» Task prompt
Every line of the data below that holds the string "Buddha" needs to be reported.

Component data from apps and pages
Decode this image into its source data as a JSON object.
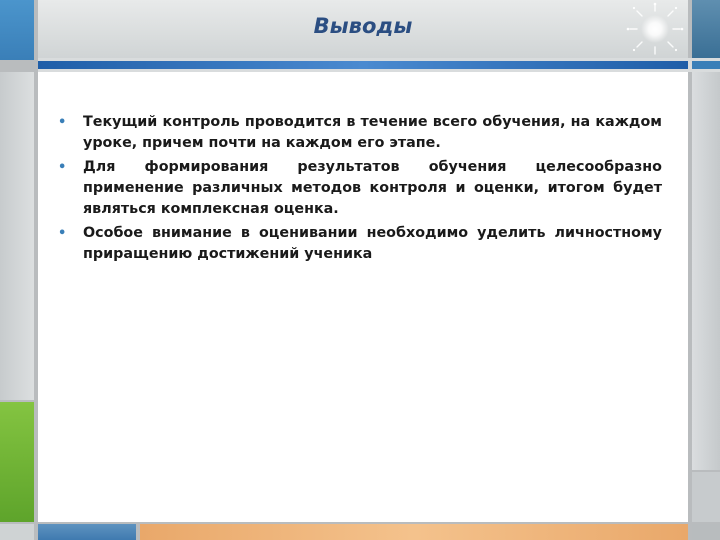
{
  "slide": {
    "title": "Выводы",
    "bullets": [
      "Текущий контроль проводится в течение всего обучения, на каждом уроке, причем почти на каждом его этапе.",
      "Для формирования результатов обучения целесообразно применение различных методов контроля и оценки, итогом будет являться комплексная оценка.",
      "Особое внимание в оценивании необходимо уделить личностному приращению достижений ученика"
    ],
    "bullet_glyph": "•"
  },
  "colors": {
    "title": "#2b4e82",
    "accent_blue": "#3a7fb8",
    "accent_green": "#6fb536",
    "accent_orange": "#f0b67c",
    "background": "#ffffff"
  },
  "icons": [
    "sparkle-icon"
  ]
}
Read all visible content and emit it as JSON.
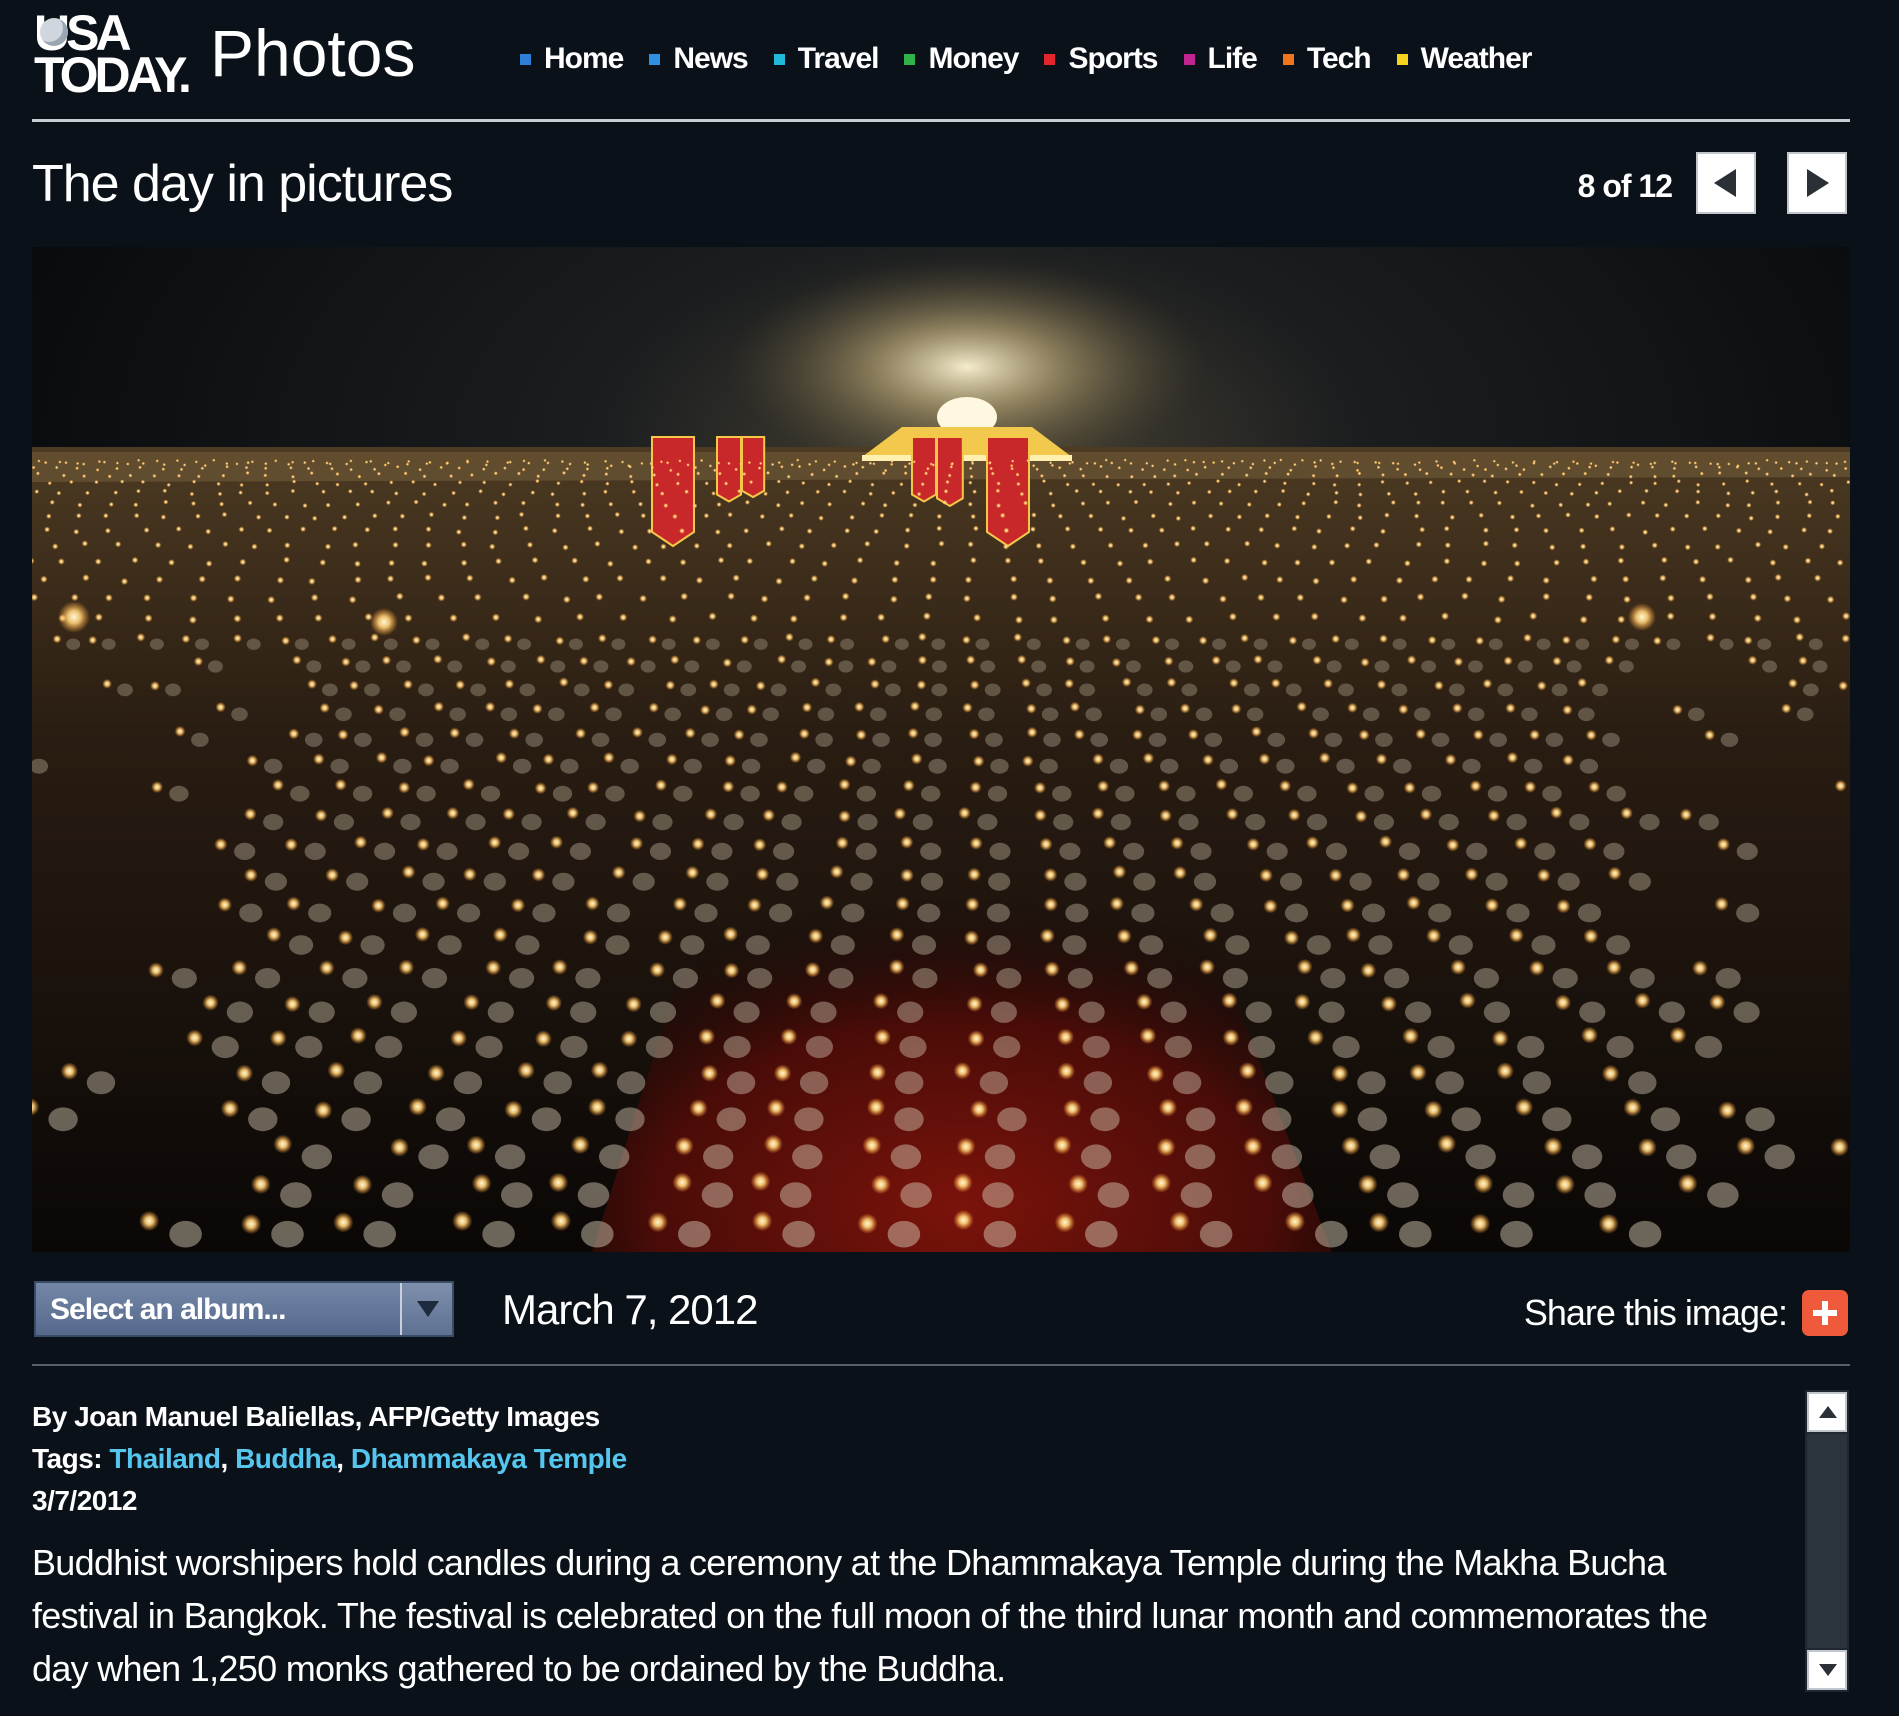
{
  "header": {
    "logo_text": "USA\nTODAY.",
    "section_title": "Photos",
    "nav": [
      {
        "label": "Home",
        "color": "#2f7fd9",
        "icon": "square-bullet-icon"
      },
      {
        "label": "News",
        "color": "#2f8fe0",
        "icon": "square-bullet-icon"
      },
      {
        "label": "Travel",
        "color": "#22b9d9",
        "icon": "square-bullet-icon"
      },
      {
        "label": "Money",
        "color": "#2fb24a",
        "icon": "square-bullet-icon"
      },
      {
        "label": "Sports",
        "color": "#e5262a",
        "icon": "square-bullet-icon"
      },
      {
        "label": "Life",
        "color": "#c0258f",
        "icon": "square-bullet-icon"
      },
      {
        "label": "Tech",
        "color": "#f0761e",
        "icon": "square-bullet-icon"
      },
      {
        "label": "Weather",
        "color": "#f4d21e",
        "icon": "square-bullet-icon"
      }
    ]
  },
  "gallery": {
    "title": "The day in pictures",
    "counter": "8 of 12",
    "current": 8,
    "total": 12,
    "prev_icon": "arrow-left-icon",
    "next_icon": "arrow-right-icon"
  },
  "controls": {
    "album_select": "Select an album...",
    "date": "March 7, 2012",
    "share_label": "Share this image:",
    "share_icon": "plus-icon",
    "share_color": "#ef5a3d"
  },
  "caption": {
    "credit": "By Joan Manuel Baliellas, AFP/Getty Images",
    "tags_label": "Tags:",
    "tags": [
      "Thailand",
      "Buddha",
      "Dhammakaya Temple"
    ],
    "separator": ",",
    "date": "3/7/2012",
    "text": "Buddhist worshipers hold candles during a ceremony at the Dhammakaya Temple during the Makha Bucha festival in Bangkok. The festival is celebrated on the full moon of the third lunar month and commemorates the day when 1,250 monks gathered to be ordained by the Buddha.",
    "link_color": "#56c6ee"
  }
}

» Output of the exercise
      "Buddha",
    "text": "Buddhist worshipers hold candles during a ceremony at the Dhammakaya Temple during the Makha Bucha festival in Bangkok. The festival is celebrated on the full moon of the third lunar month and commemorates the day when 1,250 monks gathered to be ordained by the Buddha.",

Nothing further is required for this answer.